Materials provided below:
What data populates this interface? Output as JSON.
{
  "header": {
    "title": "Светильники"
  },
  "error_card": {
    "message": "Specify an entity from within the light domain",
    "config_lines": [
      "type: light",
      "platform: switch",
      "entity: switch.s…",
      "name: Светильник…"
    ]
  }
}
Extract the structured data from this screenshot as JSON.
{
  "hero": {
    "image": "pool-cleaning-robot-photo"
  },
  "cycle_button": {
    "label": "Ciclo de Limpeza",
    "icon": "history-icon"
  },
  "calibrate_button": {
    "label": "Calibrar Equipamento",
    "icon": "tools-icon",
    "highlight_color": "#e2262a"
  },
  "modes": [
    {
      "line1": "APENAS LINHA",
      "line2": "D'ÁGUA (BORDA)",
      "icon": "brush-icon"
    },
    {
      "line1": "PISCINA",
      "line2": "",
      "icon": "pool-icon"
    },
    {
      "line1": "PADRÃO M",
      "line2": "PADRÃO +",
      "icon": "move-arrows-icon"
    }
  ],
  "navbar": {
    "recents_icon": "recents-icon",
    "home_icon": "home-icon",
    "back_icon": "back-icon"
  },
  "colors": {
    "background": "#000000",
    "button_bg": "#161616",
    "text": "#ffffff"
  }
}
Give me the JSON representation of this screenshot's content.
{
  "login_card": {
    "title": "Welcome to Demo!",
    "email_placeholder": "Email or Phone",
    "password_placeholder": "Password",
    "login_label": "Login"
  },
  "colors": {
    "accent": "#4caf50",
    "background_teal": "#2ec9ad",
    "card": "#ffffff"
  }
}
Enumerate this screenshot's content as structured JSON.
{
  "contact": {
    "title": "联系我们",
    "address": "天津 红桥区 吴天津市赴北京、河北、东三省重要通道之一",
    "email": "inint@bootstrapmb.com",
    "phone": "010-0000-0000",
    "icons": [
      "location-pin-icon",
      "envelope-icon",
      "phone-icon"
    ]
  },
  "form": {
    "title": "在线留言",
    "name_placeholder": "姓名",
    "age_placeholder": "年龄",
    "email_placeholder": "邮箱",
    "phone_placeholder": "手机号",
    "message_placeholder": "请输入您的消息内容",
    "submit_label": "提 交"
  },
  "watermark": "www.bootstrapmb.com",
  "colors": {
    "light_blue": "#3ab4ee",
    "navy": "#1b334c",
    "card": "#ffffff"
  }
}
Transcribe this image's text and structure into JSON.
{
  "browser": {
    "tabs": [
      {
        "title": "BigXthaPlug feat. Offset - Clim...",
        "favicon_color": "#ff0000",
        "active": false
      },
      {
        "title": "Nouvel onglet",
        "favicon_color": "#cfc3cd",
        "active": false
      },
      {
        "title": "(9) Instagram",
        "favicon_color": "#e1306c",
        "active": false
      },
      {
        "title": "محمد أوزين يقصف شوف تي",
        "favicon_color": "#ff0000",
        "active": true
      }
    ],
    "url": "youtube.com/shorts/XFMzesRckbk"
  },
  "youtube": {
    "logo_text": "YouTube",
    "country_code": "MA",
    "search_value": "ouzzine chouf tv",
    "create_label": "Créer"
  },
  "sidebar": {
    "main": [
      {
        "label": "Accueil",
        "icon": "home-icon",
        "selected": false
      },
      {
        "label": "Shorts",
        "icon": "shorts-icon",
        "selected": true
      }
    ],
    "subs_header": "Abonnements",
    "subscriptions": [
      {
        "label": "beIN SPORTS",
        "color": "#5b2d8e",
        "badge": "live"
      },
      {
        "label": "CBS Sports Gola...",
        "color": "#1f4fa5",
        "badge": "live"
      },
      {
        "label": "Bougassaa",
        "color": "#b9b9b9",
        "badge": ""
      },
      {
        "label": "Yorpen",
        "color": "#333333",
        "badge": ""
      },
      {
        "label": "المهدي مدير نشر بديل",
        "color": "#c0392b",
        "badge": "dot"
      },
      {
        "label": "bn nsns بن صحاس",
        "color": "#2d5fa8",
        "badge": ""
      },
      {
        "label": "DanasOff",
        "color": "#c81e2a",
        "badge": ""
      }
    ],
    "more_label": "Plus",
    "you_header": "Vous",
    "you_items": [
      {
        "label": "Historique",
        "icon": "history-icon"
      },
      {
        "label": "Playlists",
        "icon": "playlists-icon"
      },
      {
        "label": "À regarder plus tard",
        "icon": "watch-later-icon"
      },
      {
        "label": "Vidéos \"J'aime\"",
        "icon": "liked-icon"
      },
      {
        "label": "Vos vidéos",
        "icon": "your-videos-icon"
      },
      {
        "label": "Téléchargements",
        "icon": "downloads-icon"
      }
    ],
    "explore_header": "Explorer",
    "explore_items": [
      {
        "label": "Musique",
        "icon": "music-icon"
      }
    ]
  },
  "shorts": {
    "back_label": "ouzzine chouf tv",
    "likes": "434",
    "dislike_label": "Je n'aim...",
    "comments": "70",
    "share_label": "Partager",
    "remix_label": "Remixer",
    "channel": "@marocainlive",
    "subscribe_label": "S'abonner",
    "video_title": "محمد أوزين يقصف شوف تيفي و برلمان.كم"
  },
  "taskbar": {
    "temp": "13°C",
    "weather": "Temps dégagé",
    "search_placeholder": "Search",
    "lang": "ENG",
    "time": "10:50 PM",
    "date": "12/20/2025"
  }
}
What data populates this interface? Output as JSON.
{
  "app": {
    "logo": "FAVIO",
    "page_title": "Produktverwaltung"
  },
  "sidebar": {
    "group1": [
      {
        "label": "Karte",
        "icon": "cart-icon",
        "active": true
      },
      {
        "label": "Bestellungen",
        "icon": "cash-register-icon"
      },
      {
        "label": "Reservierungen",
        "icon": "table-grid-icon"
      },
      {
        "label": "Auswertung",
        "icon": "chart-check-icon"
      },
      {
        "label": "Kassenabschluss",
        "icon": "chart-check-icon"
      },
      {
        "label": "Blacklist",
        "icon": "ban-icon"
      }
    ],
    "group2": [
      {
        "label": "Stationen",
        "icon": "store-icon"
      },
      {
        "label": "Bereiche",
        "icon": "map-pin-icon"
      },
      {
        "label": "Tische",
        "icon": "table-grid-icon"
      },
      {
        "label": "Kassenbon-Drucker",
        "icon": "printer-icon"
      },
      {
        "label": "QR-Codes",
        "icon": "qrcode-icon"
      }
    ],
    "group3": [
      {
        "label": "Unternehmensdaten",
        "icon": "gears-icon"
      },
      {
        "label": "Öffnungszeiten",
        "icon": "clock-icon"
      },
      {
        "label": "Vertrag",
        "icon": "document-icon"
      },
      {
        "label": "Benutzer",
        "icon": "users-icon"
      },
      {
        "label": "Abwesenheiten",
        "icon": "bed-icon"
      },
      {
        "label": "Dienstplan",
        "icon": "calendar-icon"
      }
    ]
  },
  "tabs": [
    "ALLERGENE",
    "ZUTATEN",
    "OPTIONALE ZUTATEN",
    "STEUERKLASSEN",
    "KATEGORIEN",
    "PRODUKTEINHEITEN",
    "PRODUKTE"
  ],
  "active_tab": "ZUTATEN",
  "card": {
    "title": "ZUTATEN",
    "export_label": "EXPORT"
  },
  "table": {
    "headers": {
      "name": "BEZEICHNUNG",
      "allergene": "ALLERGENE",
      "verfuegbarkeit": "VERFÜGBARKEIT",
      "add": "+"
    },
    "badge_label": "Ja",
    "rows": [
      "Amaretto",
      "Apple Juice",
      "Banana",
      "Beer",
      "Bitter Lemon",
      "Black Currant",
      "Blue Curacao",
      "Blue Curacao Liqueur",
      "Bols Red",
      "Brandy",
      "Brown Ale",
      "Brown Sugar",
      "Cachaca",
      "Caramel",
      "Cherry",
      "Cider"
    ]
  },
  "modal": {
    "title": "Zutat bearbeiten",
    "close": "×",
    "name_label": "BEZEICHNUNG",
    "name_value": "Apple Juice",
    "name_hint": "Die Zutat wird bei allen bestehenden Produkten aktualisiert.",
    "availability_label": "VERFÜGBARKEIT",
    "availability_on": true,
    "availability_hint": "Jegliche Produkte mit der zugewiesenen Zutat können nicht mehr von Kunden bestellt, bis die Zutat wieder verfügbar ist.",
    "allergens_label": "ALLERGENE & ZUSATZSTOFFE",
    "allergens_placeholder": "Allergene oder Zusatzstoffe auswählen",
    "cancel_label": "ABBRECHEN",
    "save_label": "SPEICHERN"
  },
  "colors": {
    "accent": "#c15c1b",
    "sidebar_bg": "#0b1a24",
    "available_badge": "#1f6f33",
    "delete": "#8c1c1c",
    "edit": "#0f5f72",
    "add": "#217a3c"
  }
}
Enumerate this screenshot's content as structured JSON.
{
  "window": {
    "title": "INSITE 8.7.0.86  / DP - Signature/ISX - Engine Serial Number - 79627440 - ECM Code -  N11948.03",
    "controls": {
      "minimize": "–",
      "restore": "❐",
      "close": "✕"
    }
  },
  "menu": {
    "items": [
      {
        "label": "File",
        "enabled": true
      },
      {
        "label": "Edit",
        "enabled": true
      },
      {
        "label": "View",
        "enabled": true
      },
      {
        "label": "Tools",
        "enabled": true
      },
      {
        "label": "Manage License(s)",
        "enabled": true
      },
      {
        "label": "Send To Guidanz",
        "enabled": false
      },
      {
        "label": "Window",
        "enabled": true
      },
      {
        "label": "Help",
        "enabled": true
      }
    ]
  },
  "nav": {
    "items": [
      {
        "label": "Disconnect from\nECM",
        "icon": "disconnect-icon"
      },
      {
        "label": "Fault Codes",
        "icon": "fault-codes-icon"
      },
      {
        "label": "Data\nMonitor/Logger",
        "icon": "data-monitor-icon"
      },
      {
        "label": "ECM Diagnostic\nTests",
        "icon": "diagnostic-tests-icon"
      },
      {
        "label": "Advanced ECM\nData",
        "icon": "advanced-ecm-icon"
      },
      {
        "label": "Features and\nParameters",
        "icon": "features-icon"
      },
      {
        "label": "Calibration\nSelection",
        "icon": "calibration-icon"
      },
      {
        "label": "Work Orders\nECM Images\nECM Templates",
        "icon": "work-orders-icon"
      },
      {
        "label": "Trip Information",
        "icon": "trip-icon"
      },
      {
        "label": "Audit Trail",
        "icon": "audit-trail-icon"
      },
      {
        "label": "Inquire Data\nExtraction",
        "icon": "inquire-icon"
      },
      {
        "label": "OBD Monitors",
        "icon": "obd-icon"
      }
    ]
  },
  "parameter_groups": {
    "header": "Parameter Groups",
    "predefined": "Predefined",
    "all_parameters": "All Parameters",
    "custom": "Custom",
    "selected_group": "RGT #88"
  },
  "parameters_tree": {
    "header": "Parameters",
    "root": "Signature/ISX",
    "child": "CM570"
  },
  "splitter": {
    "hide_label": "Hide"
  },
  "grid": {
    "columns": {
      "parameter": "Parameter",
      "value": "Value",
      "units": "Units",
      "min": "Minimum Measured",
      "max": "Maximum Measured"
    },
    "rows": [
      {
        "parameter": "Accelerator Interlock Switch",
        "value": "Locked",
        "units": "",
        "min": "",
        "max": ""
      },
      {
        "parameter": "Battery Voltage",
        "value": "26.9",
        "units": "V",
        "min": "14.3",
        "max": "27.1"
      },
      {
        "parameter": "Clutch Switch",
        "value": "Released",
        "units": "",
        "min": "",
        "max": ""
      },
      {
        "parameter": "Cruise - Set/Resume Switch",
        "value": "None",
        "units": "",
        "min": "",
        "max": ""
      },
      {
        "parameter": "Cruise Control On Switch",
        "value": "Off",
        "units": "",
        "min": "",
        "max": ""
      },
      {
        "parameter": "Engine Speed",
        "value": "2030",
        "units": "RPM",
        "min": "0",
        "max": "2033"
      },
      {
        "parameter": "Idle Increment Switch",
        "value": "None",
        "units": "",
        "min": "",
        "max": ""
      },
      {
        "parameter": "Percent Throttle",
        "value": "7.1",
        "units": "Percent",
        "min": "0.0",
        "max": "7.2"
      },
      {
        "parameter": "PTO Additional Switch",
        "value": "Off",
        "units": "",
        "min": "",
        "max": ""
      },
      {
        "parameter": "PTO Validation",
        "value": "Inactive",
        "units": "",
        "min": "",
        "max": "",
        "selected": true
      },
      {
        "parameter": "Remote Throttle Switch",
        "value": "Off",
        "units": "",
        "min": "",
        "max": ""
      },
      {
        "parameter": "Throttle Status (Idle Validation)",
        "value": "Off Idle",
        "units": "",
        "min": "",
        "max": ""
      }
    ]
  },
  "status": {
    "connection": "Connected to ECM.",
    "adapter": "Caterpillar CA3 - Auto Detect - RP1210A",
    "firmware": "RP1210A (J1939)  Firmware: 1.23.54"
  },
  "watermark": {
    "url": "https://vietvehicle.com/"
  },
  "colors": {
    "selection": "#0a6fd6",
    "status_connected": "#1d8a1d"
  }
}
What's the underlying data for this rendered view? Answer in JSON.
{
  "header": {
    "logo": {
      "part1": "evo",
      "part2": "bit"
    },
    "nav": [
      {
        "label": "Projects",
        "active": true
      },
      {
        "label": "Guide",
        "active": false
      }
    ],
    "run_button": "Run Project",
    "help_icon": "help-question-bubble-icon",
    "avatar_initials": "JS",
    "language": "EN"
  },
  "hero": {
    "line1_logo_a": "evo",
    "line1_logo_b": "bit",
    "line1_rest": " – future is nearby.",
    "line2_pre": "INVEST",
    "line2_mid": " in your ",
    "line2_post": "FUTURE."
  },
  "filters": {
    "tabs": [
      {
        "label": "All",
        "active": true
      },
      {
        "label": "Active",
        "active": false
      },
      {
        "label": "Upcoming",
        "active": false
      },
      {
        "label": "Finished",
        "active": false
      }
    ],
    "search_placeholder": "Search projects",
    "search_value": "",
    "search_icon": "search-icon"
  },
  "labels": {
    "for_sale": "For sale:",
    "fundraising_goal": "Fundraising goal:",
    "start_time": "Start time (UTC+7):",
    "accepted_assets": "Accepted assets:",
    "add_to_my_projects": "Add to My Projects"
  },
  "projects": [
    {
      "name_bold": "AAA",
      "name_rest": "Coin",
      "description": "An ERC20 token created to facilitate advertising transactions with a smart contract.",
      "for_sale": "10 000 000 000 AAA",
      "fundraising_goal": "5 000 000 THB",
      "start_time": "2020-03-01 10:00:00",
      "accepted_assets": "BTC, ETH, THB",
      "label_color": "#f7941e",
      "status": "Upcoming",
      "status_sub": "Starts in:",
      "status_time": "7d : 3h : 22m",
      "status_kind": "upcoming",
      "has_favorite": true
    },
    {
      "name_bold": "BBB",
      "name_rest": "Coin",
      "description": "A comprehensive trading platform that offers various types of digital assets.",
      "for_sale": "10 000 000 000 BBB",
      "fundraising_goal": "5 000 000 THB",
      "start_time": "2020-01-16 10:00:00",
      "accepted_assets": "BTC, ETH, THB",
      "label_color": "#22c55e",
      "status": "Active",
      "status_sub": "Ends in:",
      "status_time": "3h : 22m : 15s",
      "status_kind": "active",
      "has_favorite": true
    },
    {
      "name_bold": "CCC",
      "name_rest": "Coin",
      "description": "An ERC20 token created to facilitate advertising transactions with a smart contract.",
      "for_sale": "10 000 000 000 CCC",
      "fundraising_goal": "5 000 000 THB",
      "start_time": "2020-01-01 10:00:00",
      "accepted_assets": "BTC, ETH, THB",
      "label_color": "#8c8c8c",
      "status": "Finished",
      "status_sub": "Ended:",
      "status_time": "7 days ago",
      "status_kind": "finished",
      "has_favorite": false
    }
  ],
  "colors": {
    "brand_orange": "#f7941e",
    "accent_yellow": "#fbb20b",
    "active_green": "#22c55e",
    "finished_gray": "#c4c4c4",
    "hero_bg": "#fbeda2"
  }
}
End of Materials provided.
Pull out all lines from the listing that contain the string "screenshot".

> [Written solution]:
Extract the structured data from this screenshot as JSON.
Give me the JSON representation of this screenshot's content.
Enumerate this screenshot's content as structured JSON.
Enumerate this screenshot's content as structured JSON.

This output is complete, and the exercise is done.